There are many reasons that you can experience nausea and vomiting throughout your pregnancy. One of the prime suspects is the hormone HCG, which rapidly rises during early pregnancy (when morning sickness is most likely to occur.) Higher levels of HCG are known to cause even more sickness during a pregnancy. Other reasons may be a rise in estrogen, enhanced sense of smell and taste, a stomach that is easily upset, and stress.

You are more likely to have morning sickness if you are pregnant with multiples, have had morning sickness in the past, have a history of migraine headaches, or have a genetic predisposition to nausea.

How Long Does Morning Sickness Last?

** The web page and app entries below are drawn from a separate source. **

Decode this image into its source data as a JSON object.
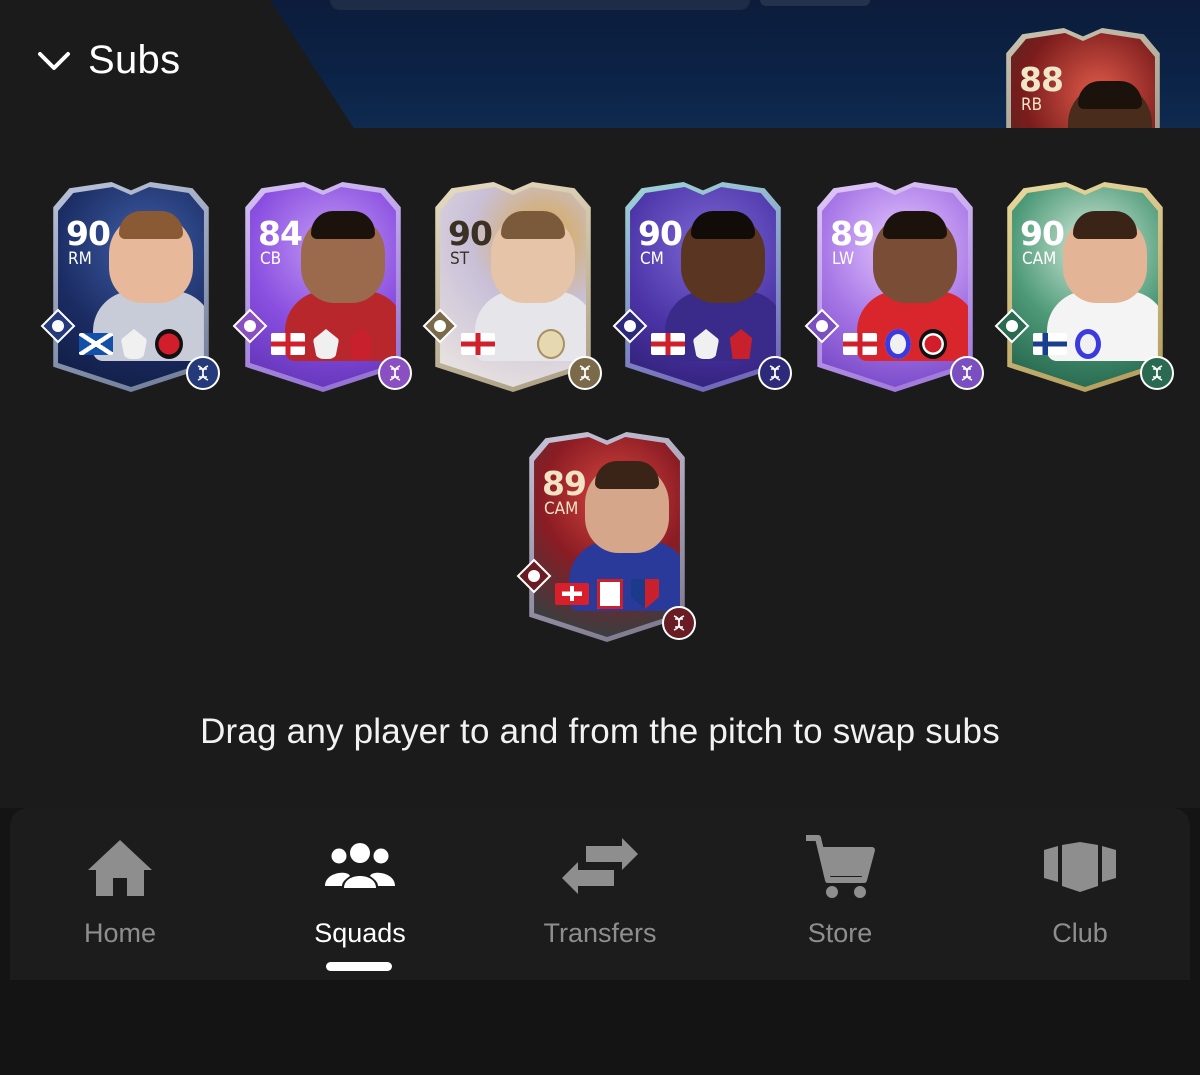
{
  "header": {
    "title": "Subs",
    "collapse_icon": "chevron-down-icon"
  },
  "pitch_card": {
    "rating": "88",
    "position": "RB"
  },
  "subs": [
    {
      "rating": "90",
      "position": "RM",
      "theme": "blue",
      "flag": "scotland",
      "league": "premier-league",
      "club": "bournemouth"
    },
    {
      "rating": "84",
      "position": "CB",
      "theme": "purple",
      "flag": "england",
      "league": "premier-league",
      "club": "liverpool"
    },
    {
      "rating": "90",
      "position": "ST",
      "theme": "icon-gold",
      "flag": "england",
      "league": "icons",
      "club": "icon"
    },
    {
      "rating": "90",
      "position": "CM",
      "theme": "violet",
      "flag": "england",
      "league": "premier-league",
      "club": "liverpool"
    },
    {
      "rating": "89",
      "position": "LW",
      "theme": "lilac",
      "flag": "england",
      "league": "eredivisie",
      "club": "feyenoord"
    },
    {
      "rating": "90",
      "position": "CAM",
      "theme": "green",
      "flag": "finland",
      "league": "eredivisie",
      "club": "none"
    },
    {
      "rating": "89",
      "position": "CAM",
      "theme": "winter-red",
      "flag": "switzerland",
      "league": "super-league",
      "club": "basel"
    }
  ],
  "hint_text": "Drag any player to and from the pitch to swap subs",
  "nav": {
    "items": [
      {
        "label": "Home",
        "icon": "home-icon"
      },
      {
        "label": "Squads",
        "icon": "users-icon"
      },
      {
        "label": "Transfers",
        "icon": "transfer-arrows-icon"
      },
      {
        "label": "Store",
        "icon": "cart-icon"
      },
      {
        "label": "Club",
        "icon": "club-icon"
      }
    ],
    "active": "Squads"
  },
  "colors": {
    "panel": "#1b1b1b",
    "nav_bg": "#1c1c1c",
    "nav_inactive": "#8e8e8e",
    "nav_active": "#ffffff"
  }
}
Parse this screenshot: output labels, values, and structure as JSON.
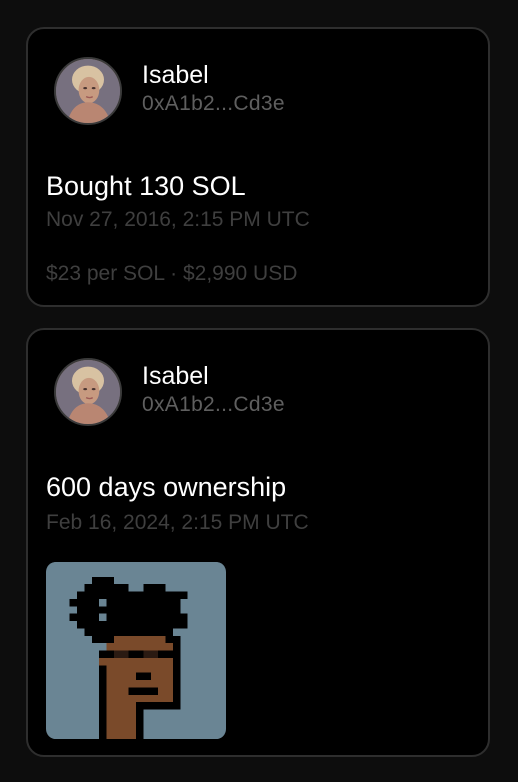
{
  "activity": [
    {
      "user": {
        "name": "Isabel",
        "address": "0xA1b2...Cd3e"
      },
      "title": "Bought 130 SOL",
      "timestamp": "Nov 27, 2016, 2:15 PM UTC",
      "price": "$23 per SOL · $2,990 USD"
    },
    {
      "user": {
        "name": "Isabel",
        "address": "0xA1b2...Cd3e"
      },
      "title": "600 days ownership",
      "timestamp": "Feb 16, 2024, 2:15 PM UTC",
      "nft": {
        "icon": "pixel-punk-icon",
        "background_color": "#6a8594"
      }
    }
  ],
  "colors": {
    "card_background": "#000000",
    "card_border": "#2e2e2e",
    "primary_text": "#ffffff",
    "secondary_text": "#5f5f5f",
    "muted_text": "#3f3f3f"
  }
}
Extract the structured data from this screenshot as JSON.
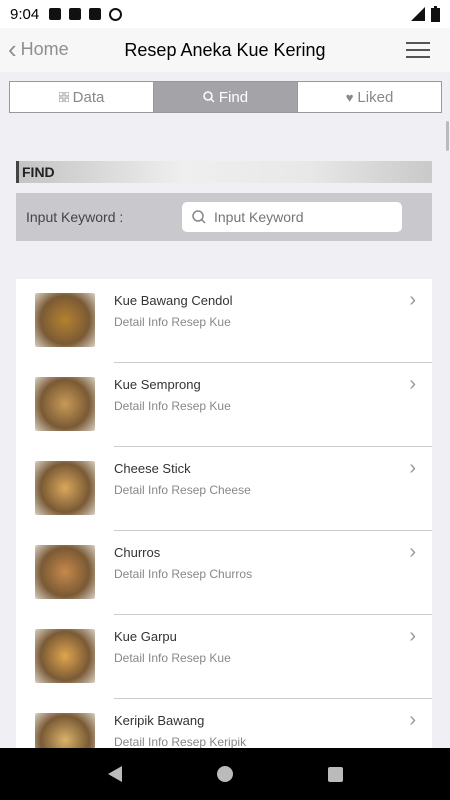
{
  "status": {
    "time": "9:04"
  },
  "nav": {
    "back_label": "Home",
    "title": "Resep Aneka Kue Kering"
  },
  "tabs": [
    {
      "label": "Data",
      "icon": "grid-icon"
    },
    {
      "label": "Find",
      "icon": "search-icon"
    },
    {
      "label": "Liked",
      "icon": "heart-icon"
    }
  ],
  "find": {
    "section_label": "FIND",
    "keyword_label": "Input Keyword :",
    "placeholder": "Input Keyword"
  },
  "recipes": [
    {
      "title": "Kue Bawang Cendol",
      "subtitle": "Detail Info Resep Kue",
      "color": "#b5812f"
    },
    {
      "title": "Kue Semprong",
      "subtitle": "Detail Info Resep Kue",
      "color": "#c99a57"
    },
    {
      "title": "Cheese Stick",
      "subtitle": "Detail Info Resep Cheese",
      "color": "#d9a85b"
    },
    {
      "title": "Churros",
      "subtitle": "Detail Info Resep Churros",
      "color": "#c7884a"
    },
    {
      "title": "Kue Garpu",
      "subtitle": "Detail Info Resep Kue",
      "color": "#e0a54f"
    },
    {
      "title": "Keripik Bawang",
      "subtitle": "Detail Info Resep Keripik",
      "color": "#d9b36a"
    }
  ]
}
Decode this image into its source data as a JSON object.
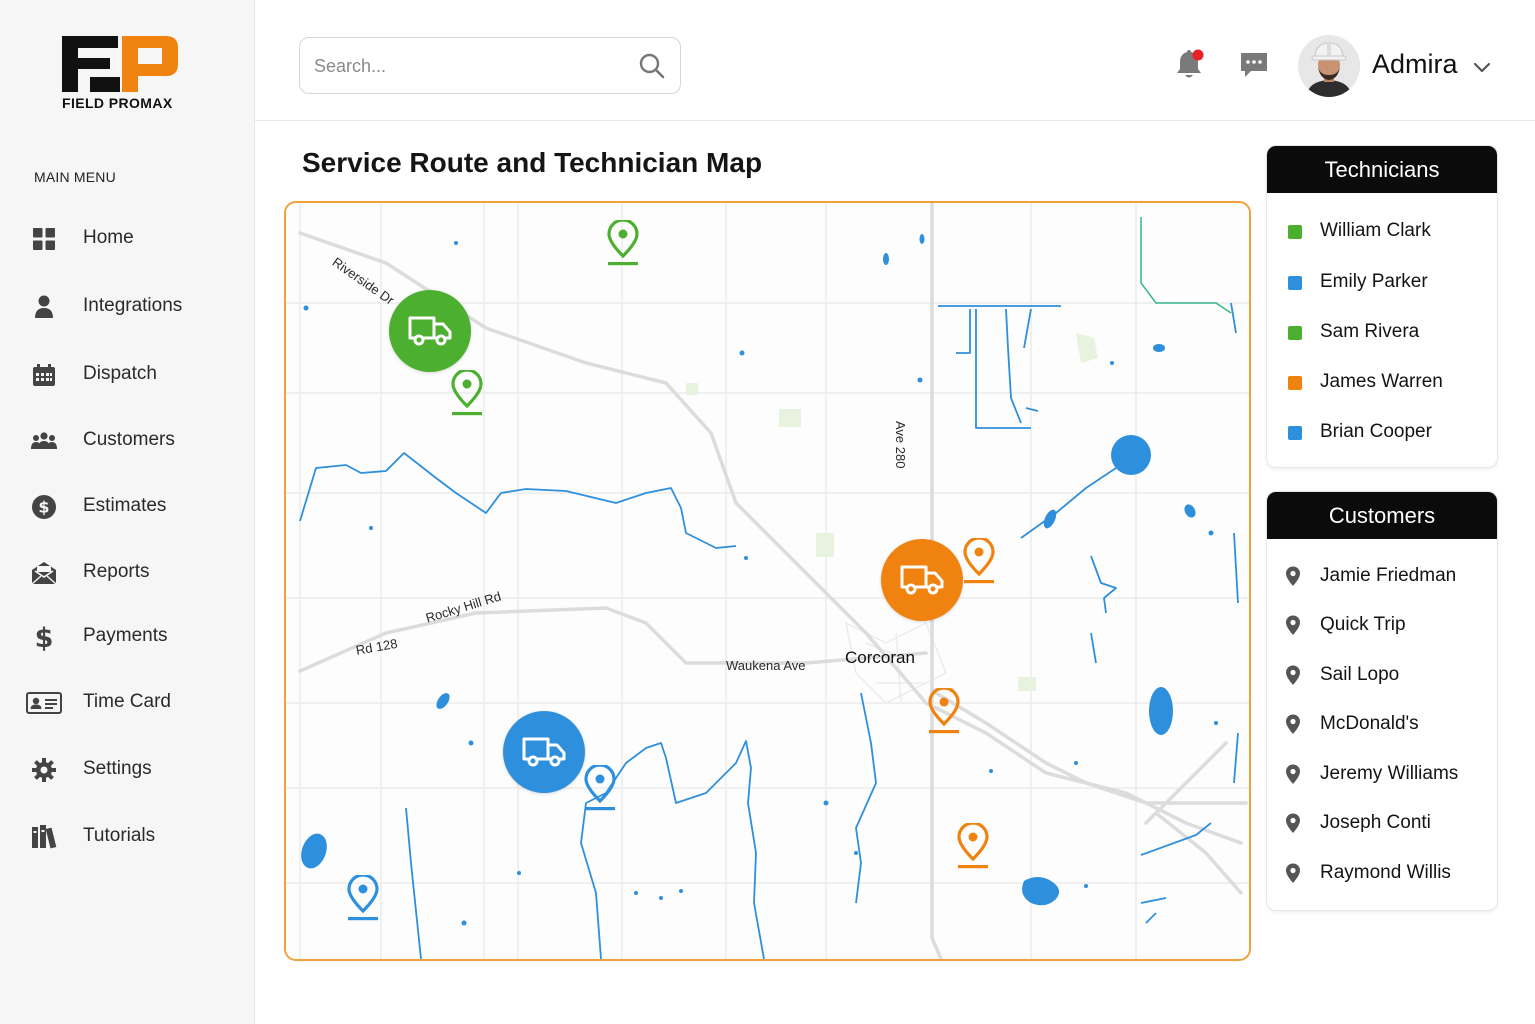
{
  "brand": {
    "name": "FIELD PROMAX",
    "colors": {
      "orange": "#f0820f",
      "black": "#111111"
    }
  },
  "sidebar": {
    "menu_title": "MAIN MENU",
    "items": [
      {
        "label": "Home",
        "icon": "grid-icon"
      },
      {
        "label": "Integrations",
        "icon": "person-icon"
      },
      {
        "label": "Dispatch",
        "icon": "calendar-icon"
      },
      {
        "label": "Customers",
        "icon": "group-icon"
      },
      {
        "label": "Estimates",
        "icon": "dollar-circle-icon"
      },
      {
        "label": "Reports",
        "icon": "envelope-icon"
      },
      {
        "label": "Payments",
        "icon": "dollar-icon"
      },
      {
        "label": "Time Card",
        "icon": "id-card-icon"
      },
      {
        "label": "Settings",
        "icon": "gear-icon"
      },
      {
        "label": "Tutorials",
        "icon": "books-icon"
      }
    ]
  },
  "header": {
    "search_placeholder": "Search...",
    "user_name": "Admira",
    "notification_dot_color": "#e8202a"
  },
  "page": {
    "title": "Service Route and Technician Map"
  },
  "map": {
    "road_labels": {
      "riverside": "Riverside Dr",
      "rocky_hill": "Rocky Hill Rd",
      "rd128": "Rd 128",
      "waukena": "Waukena Ave",
      "ave280": "Ave 280"
    },
    "town": "Corcoran",
    "colors": {
      "green": "#4caf2f",
      "orange": "#f0820f",
      "blue": "#2e8fdc",
      "water": "#2e8fdc",
      "road": "#dcdcdc"
    }
  },
  "technicians": {
    "title": "Technicians",
    "items": [
      {
        "name": "William Clark",
        "color": "#4caf2f"
      },
      {
        "name": "Emily Parker",
        "color": "#2e8fdc"
      },
      {
        "name": "Sam Rivera",
        "color": "#4caf2f"
      },
      {
        "name": "James Warren",
        "color": "#f0820f"
      },
      {
        "name": "Brian Cooper",
        "color": "#2e8fdc"
      }
    ]
  },
  "customers": {
    "title": "Customers",
    "items": [
      {
        "name": "Jamie Friedman"
      },
      {
        "name": "Quick Trip"
      },
      {
        "name": "Sail Lopo"
      },
      {
        "name": "McDonald's"
      },
      {
        "name": "Jeremy Williams"
      },
      {
        "name": "Joseph Conti"
      },
      {
        "name": "Raymond Willis"
      }
    ]
  }
}
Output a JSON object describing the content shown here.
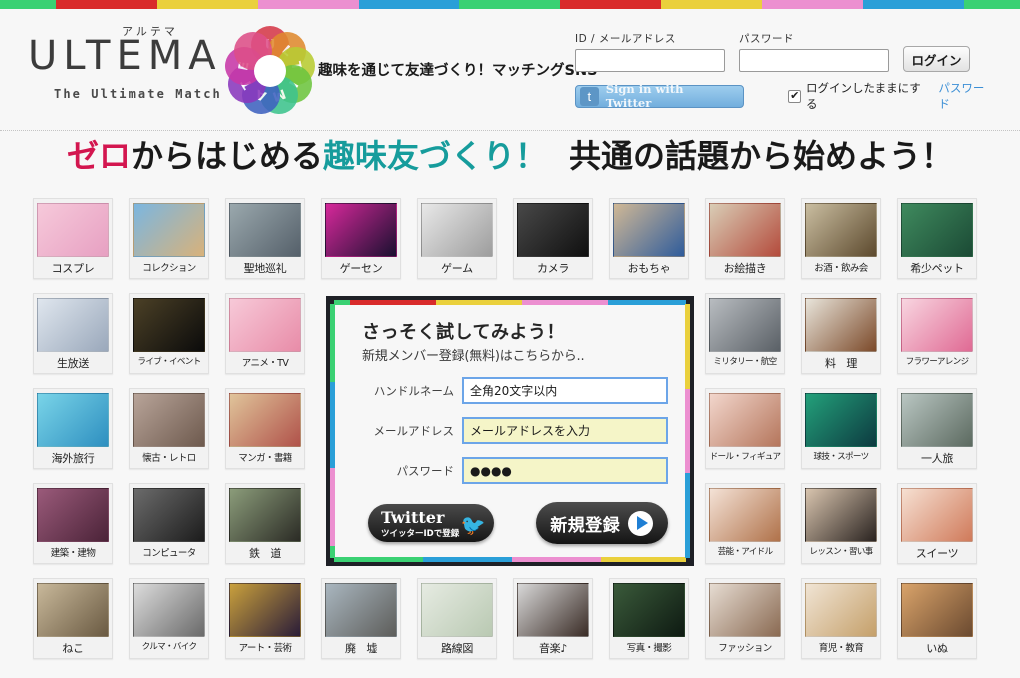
{
  "topbar_colors": [
    "#3ad173",
    "#d92b2b",
    "#ead03c",
    "#ec8fd0",
    "#2a9fd8"
  ],
  "header": {
    "logo_kana": "アルテマ",
    "logo_main": "ULTEMA",
    "logo_sub": "The Ultimate Match",
    "tagline": "趣味を通じて友達づくり！マッチングSNS",
    "flower_letters": [
      "U",
      "L",
      "T",
      "I",
      "M",
      "A",
      "T",
      "E"
    ],
    "flower_colors": [
      "#d6394a",
      "#e08a2f",
      "#b9cc33",
      "#6ec53f",
      "#3ec48e",
      "#3f62c0",
      "#8a38bd",
      "#c838a8",
      "#dd4f88"
    ]
  },
  "login": {
    "id_label": "ID / メールアドレス",
    "id_value": "",
    "id_placeholder": "",
    "password_label": "パスワード",
    "password_value": "",
    "password_placeholder": "",
    "login_button": "ログイン",
    "twitter_button": "Sign in with Twitter",
    "twitter_icon": "t",
    "keep_logged_in": "ログインしたままにする",
    "keep_checked": true,
    "password_link": "パスワード"
  },
  "headline": {
    "part1": "ゼロ",
    "part2": "からはじめる",
    "part3": "趣味友づくり！",
    "part4": "共通の話題から始めよう！",
    "color1": "#d3164f",
    "color3": "#169c9c"
  },
  "signup": {
    "title": "さっそく試してみよう！",
    "subtitle": "新規メンバー登録(無料)はこちらから..",
    "fields": [
      {
        "label": "ハンドルネーム",
        "value": "全角20文字以内",
        "style": "white"
      },
      {
        "label": "メールアドレス",
        "value": "メールアドレスを入力",
        "style": "yellow"
      },
      {
        "label": "パスワード",
        "value": "●●●●",
        "style": "yellow"
      }
    ],
    "twitter_main": "Twitter",
    "twitter_sub": "ツイッターIDで登録",
    "register_label": "新規登録",
    "border_top": [
      "#3ad173",
      "#d92b2b",
      "#ead03c",
      "#ec8fd0",
      "#2a9fd8"
    ],
    "border_bottom": [
      "#3ad173",
      "#2a9fd8",
      "#ec8fd0",
      "#ead03c"
    ],
    "border_left": [
      "#3ad173",
      "#2a9fd8",
      "#ec8fd0",
      "#3ad173"
    ],
    "border_right": [
      "#ead03c",
      "#ec8fd0",
      "#2a9fd8"
    ],
    "input_border": "#6ca5e8",
    "input_yellow_bg": "#f5f5c8"
  },
  "grid": {
    "rows": [
      [
        {
          "label": "コスプレ",
          "img": "cosplay",
          "c1": "#f6c9da",
          "c2": "#e7a0c2"
        },
        {
          "label": "コレクション",
          "img": "collection",
          "c1": "#7bb6e0",
          "c2": "#d8b27a",
          "size": "sq"
        },
        {
          "label": "聖地巡礼",
          "img": "pilgrimage",
          "c1": "#9aa8ad",
          "c2": "#55606a"
        },
        {
          "label": "ゲーセン",
          "img": "arcade",
          "c1": "#d6289a",
          "c2": "#1a1030"
        },
        {
          "label": "ゲーム",
          "img": "game",
          "c1": "#e8e8e8",
          "c2": "#9d9d9d"
        },
        {
          "label": "カメラ",
          "img": "camera",
          "c1": "#484848",
          "c2": "#101010"
        },
        {
          "label": "おもちゃ",
          "img": "toys",
          "c1": "#d0b896",
          "c2": "#2f5c9b"
        },
        {
          "label": "お絵描き",
          "img": "drawing",
          "c1": "#d9cdb6",
          "c2": "#b44b3c"
        },
        {
          "label": "お酒・飲み会",
          "img": "drinks",
          "c1": "#c9bda0",
          "c2": "#5d4a2e",
          "size": "sq"
        },
        {
          "label": "希少ペット",
          "img": "rare-pet",
          "c1": "#3f8a5e",
          "c2": "#1b4a35"
        }
      ],
      [
        {
          "label": "生放送",
          "img": "live-broadcast",
          "c1": "#dfe6ee",
          "c2": "#9aa8bb"
        },
        {
          "label": "ライブ・イベント",
          "img": "live-event",
          "c1": "#4b4026",
          "c2": "#0b0b0b",
          "size": "sq2"
        },
        {
          "label": "アニメ・TV",
          "img": "anime-tv",
          "c1": "#f7c9d8",
          "c2": "#e88ca8",
          "size": "sq"
        }
      ],
      [
        {
          "label": "海外旅行",
          "img": "overseas-travel",
          "c1": "#79d4e8",
          "c2": "#2e8fc0"
        },
        {
          "label": "懐古・レトロ",
          "img": "retro",
          "c1": "#b8a499",
          "c2": "#6e5a4e",
          "size": "sq"
        },
        {
          "label": "マンガ・書籍",
          "img": "manga-books",
          "c1": "#e0c49a",
          "c2": "#b0524a",
          "size": "sq"
        }
      ],
      [
        {
          "label": "建築・建物",
          "img": "architecture",
          "c1": "#9a5a7a",
          "c2": "#4b2338",
          "size": "sq"
        },
        {
          "label": "コンピュータ",
          "img": "computer",
          "c1": "#6b6b6b",
          "c2": "#1c1c1c",
          "size": "sq"
        },
        {
          "label": "鉄　道",
          "img": "railway",
          "c1": "#8b9c7a",
          "c2": "#2b2b25"
        }
      ],
      [
        {
          "label": "ねこ",
          "img": "cat",
          "c1": "#c8b89a",
          "c2": "#6a5a42"
        },
        {
          "label": "クルマ・バイク",
          "img": "car-bike",
          "c1": "#dcdcdc",
          "c2": "#6a6a6a",
          "size": "sq2"
        },
        {
          "label": "アート・芸術",
          "img": "art",
          "c1": "#c9a03c",
          "c2": "#2a1c38",
          "size": "sq"
        },
        {
          "label": "廃　墟",
          "img": "ruins",
          "c1": "#a9b6bf",
          "c2": "#5d5d5a"
        },
        {
          "label": "路線図",
          "img": "route-map",
          "c1": "#e6ebe2",
          "c2": "#b9c9b2"
        },
        {
          "label": "音楽♪",
          "img": "music",
          "c1": "#d8d8d8",
          "c2": "#3a2c26"
        },
        {
          "label": "写真・撮影",
          "img": "photography",
          "c1": "#3a5a3a",
          "c2": "#0e1a12",
          "size": "sq"
        },
        {
          "label": "ファッション",
          "img": "fashion",
          "c1": "#e6dcd2",
          "c2": "#8a6a52",
          "size": "sq"
        },
        {
          "label": "育児・教育",
          "img": "childcare",
          "c1": "#f0e4d4",
          "c2": "#c5a06a",
          "size": "sq"
        },
        {
          "label": "いぬ",
          "img": "dog",
          "c1": "#d9a36a",
          "c2": "#6b4a30"
        }
      ]
    ],
    "right_rows": [
      [
        {
          "label": "ミリタリー・航空",
          "img": "military-aviation",
          "c1": "#b8bcc0",
          "c2": "#5a6066",
          "size": "sq2"
        },
        {
          "label": "料　理",
          "img": "cooking",
          "c1": "#e8e4da",
          "c2": "#7c4a2a"
        },
        {
          "label": "フラワーアレンジ",
          "img": "flower-arrange",
          "c1": "#f8d5e0",
          "c2": "#e06a94",
          "size": "sq2"
        }
      ],
      [
        {
          "label": "ドール・フィギュア",
          "img": "doll-figure",
          "c1": "#f2d6cc",
          "c2": "#b5765c",
          "size": "sq2"
        },
        {
          "label": "球技・スポーツ",
          "img": "ball-sports",
          "c1": "#23a07a",
          "c2": "#0d3a40",
          "size": "sq2"
        },
        {
          "label": "一人旅",
          "img": "solo-travel",
          "c1": "#b9c6c2",
          "c2": "#5c6a60"
        }
      ],
      [
        {
          "label": "芸能・アイドル",
          "img": "entertainment-idol",
          "c1": "#f4e2d6",
          "c2": "#b0724a",
          "size": "sq2"
        },
        {
          "label": "レッスン・習い事",
          "img": "lessons",
          "c1": "#d8c4ae",
          "c2": "#2a2320",
          "size": "sq2"
        },
        {
          "label": "スイーツ",
          "img": "sweets",
          "c1": "#f6e0d2",
          "c2": "#d07a5a"
        }
      ]
    ]
  }
}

There is no right answer to this as it depends on your body and history. For instance, if you have a sensitive stomach and are genetically set up to have morning sickness, then chances are you will experience it longer than someone who does not have those issues.

It is most likely to occur in the first trimester and stop around the 12th week, however some women experience it for less time, some women experience it well past the 12th week mark, and some women experience it throughout their whole pregnancy.

In addition, you may experience hyperemesis gravidarum in your pregnancy, which literally means excessive vomiting in pregnancy. Women experiencing hyperemesis can end up throwing up several times in a day and become unable to consume food or drink without throwing up. This can start very early, before the 5th week of pregnancy, and it can last anywhere from a few weeks to the entire pregnancy. Unfortunately, many mothers who have this condition need to be hospitalized at some point during their pregnancy because of dehydration. Fortunately, it is fairly uncommon, and is most common for a short time in the early parts of pregnancy.

Morning Sickness Remedies

There are many things you can do to relieve the symptoms of morning sickness. Following are a few suggestions that may help you find relief.

Get up slowly – Instead of rushing out of bed in the morning, allow yourself plenty of time to wake up and start moving. Moving too fast can cause nausea to come on, especially on an empty stomach.

Eat and drink all day – Overeating and hunger can both cause nausea to occur, so from the moment you wake up to the moment you go to bed, you should eat small meals that do not make you too full. Also, you should drink water before eating to help you judge how full or hungry you are while eating so that you don’t end up overeating.

Get rest – Rest can help your body relax and rejuvenate, which can help to alleviate stress and nausea, but do not take a nap directly after eating as that is known to make the nausea worse. Instead, allow your body some time to digest the food and then take a nap.

Avoid spicy and greasy foods – These have high potential to cause you to become nauseated, both from smell and from indigestion. Bland meals that do not have a strong smell will be less likely to cause nausea. The BRAT diet is a good starting point if you are looking for a bland diet.

Eat stomach settling foods – There are some foods that are known to naturally settle your stomach and provide relief from nausea. These foods include ginger, crackers, peppermint, jello, and lemons. Include these in your meals or eat them on their own.

Hyperemesis Remedies

If you experience hyperemesis, then the usual remedies will likely not work for you. Your doctor may offer you medication, as there are some safe drugs that will help your sickness. For instance, they may recommend Diclectin®, which is a combination of an antihistamine and vitamin B6. However, if you don’t respond to the drug, or if dehydration starts to set in, then your doctor may admit you to the hospital to hydrate you intravenously.

In the end, there is no one answer to ‘How long does morning sickness last?’ Every woman will experience morning sickness differently when it comes to length and severity. However, by using some of the remedies mentioned above, you can relieve or lessen your symptoms.